Washington State Capitol Building in Olympia. File photo
Lawmakers consider prohibiting use of credit score to determine insurance rates

Advocates say credit scoring makes low-income and minority policy holders pay more for coverage.

West Point Wastewater Treatment Plant. Photo courtesy of Washington Department of Ecology.
EPA loans King County $96.8 million to prevent untreated water from spilling into Puget Sound

Loan comes a week after an over 10 million gallon overflow into the Puget Sound and Lake Washington.

Courtesy photo
Survey shows rent debt to be disproportionately distributed among minorities

More than half of Black renters surveyed said they owed rent money from previous months.

National Guard troops, pictured Jan. 11 at the state Capitol in Olympia, have been on standby in case of violent protests. (Photo by Roger Harnack, Cheney Free Press)
At the state Capitol, a quiet day amid heightened security

There were no protests or arrests as troopers patrolled and the National Guard assumed a lower profile.

West Point Treatment Plant in Seattle. Photo courtesy of King County
Power outages cause massive wastewater spill into Puget Sound, Lake Washington

King County estimates millions gallons of untreated wastewater overflowed into surrounding waters.

Democrats in the Washington State House are proposing to pay for transportation improvements partly by raising the gas tax by 18 cents. (Sound Publishing file photo)
House Democrats lay out massive $26B transportation package funded by gas tax hike

An 18-cent gas tax increase and a fee on carbon emissions would fund new roads and more.

File photo
Report: 70 percent of gun deaths in Washington are attributable to suicide

Research done at The Firearm Injury and Policy Research Program at Harborview… Continue reading

June 2018 algae bloom.

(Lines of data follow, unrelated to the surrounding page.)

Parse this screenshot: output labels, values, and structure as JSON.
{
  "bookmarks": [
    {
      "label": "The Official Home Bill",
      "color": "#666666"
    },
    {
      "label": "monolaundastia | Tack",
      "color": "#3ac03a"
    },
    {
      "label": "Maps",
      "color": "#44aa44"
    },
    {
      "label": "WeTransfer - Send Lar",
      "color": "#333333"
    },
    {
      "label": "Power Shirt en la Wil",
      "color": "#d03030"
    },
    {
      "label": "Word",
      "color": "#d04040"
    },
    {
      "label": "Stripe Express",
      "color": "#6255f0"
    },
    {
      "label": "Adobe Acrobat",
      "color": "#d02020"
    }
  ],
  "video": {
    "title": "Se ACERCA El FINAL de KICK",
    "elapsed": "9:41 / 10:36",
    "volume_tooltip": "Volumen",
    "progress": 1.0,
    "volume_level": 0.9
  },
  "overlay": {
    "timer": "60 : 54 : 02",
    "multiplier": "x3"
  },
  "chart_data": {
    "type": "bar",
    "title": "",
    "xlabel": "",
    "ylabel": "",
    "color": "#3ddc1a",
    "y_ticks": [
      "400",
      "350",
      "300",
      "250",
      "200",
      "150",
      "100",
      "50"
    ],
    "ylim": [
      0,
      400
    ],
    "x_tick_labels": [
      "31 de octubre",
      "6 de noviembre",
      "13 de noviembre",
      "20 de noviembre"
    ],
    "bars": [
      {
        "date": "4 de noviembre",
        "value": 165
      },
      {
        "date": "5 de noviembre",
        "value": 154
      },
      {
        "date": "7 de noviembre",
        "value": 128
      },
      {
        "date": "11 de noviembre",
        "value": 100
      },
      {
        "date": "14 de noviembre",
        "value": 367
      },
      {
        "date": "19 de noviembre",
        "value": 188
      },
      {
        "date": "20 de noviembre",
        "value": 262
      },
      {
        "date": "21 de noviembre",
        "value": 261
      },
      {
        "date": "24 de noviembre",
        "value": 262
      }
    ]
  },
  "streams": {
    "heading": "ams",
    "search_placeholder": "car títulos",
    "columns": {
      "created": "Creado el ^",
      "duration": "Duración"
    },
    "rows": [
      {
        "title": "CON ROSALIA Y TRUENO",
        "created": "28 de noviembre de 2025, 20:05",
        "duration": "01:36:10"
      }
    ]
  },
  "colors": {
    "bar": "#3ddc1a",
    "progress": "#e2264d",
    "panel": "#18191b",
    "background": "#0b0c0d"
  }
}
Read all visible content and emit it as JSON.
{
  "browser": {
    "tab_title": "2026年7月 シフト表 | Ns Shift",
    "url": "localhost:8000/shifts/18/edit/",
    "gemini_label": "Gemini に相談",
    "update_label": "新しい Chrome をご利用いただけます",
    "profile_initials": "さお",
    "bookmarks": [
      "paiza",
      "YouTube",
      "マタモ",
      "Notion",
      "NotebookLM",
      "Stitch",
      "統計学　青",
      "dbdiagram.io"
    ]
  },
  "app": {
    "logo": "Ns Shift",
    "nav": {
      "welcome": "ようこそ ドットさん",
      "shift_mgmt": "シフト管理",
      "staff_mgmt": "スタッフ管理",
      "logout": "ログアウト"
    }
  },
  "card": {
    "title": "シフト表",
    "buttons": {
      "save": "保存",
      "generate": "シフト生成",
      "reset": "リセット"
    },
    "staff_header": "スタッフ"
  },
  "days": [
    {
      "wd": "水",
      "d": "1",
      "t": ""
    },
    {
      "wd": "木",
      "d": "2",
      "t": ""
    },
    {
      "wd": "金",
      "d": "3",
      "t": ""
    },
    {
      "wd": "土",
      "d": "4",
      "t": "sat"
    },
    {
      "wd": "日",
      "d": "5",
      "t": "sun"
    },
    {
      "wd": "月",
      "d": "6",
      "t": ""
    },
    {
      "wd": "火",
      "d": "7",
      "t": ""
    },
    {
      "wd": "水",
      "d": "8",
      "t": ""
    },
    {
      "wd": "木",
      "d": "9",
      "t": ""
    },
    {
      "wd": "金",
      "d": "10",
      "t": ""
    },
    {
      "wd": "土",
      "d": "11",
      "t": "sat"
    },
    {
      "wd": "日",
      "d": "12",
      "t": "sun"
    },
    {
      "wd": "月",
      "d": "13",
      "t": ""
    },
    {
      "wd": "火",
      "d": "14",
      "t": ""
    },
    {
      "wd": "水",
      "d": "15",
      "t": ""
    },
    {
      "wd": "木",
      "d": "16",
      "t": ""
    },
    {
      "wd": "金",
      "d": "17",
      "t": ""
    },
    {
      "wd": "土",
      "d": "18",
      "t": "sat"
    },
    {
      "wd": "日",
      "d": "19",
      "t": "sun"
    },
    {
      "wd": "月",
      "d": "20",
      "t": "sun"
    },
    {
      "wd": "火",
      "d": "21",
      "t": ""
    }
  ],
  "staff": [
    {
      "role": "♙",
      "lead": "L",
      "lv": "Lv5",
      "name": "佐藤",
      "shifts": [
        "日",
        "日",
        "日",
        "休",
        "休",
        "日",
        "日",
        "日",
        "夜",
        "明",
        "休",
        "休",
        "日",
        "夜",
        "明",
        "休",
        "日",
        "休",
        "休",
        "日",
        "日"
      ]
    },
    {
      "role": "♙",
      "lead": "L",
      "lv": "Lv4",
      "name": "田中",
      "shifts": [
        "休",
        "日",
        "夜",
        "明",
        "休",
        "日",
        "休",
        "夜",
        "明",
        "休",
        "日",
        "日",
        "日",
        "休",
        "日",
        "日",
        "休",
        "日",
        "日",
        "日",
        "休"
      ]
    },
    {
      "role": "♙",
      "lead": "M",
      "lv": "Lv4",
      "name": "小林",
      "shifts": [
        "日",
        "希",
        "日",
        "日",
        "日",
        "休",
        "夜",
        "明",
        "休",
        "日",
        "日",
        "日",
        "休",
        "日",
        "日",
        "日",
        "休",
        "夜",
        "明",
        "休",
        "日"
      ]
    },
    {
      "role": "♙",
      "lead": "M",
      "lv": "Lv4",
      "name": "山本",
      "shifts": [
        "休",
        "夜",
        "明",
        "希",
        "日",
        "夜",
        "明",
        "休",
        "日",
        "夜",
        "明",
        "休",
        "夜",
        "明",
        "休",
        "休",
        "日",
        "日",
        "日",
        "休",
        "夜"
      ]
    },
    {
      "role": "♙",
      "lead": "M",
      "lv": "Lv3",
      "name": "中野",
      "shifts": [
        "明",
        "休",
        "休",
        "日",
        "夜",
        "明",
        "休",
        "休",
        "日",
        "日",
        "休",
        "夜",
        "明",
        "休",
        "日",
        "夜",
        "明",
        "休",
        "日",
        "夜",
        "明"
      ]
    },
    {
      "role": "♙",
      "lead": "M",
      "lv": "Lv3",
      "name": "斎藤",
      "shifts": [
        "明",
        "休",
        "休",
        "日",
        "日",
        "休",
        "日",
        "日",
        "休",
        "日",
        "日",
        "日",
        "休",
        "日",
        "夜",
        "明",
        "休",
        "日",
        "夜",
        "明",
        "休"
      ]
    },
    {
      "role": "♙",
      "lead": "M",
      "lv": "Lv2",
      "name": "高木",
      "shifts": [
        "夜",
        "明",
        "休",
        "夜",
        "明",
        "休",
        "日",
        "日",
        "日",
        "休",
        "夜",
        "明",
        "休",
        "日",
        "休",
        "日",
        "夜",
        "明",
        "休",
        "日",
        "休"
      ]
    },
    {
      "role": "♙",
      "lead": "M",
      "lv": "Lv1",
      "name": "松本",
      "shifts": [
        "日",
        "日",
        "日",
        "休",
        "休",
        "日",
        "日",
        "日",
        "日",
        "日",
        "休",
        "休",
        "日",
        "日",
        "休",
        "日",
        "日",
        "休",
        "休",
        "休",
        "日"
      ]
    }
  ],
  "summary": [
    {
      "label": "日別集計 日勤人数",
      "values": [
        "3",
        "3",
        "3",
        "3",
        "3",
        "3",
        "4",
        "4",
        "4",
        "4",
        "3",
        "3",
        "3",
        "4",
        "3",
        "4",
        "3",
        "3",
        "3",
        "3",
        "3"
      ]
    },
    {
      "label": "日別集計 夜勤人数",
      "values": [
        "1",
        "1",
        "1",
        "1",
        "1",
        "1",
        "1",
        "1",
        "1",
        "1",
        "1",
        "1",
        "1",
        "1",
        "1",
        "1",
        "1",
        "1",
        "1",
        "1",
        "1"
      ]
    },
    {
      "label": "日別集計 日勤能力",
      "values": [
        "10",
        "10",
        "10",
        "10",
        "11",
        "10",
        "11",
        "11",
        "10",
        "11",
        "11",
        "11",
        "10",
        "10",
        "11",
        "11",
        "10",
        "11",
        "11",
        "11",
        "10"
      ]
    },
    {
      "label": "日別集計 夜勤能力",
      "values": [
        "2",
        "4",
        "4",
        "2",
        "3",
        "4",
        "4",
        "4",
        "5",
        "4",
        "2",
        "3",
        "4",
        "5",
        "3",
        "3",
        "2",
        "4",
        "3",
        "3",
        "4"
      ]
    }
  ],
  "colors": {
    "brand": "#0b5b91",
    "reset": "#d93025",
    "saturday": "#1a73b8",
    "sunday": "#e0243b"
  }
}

Photo courtesy of Department of Ecology
Human-caused ‘dead zones’ threaten health of Puget Sound

Wastewater treatment plants account for about 70% of the excess nutrients.

Most Read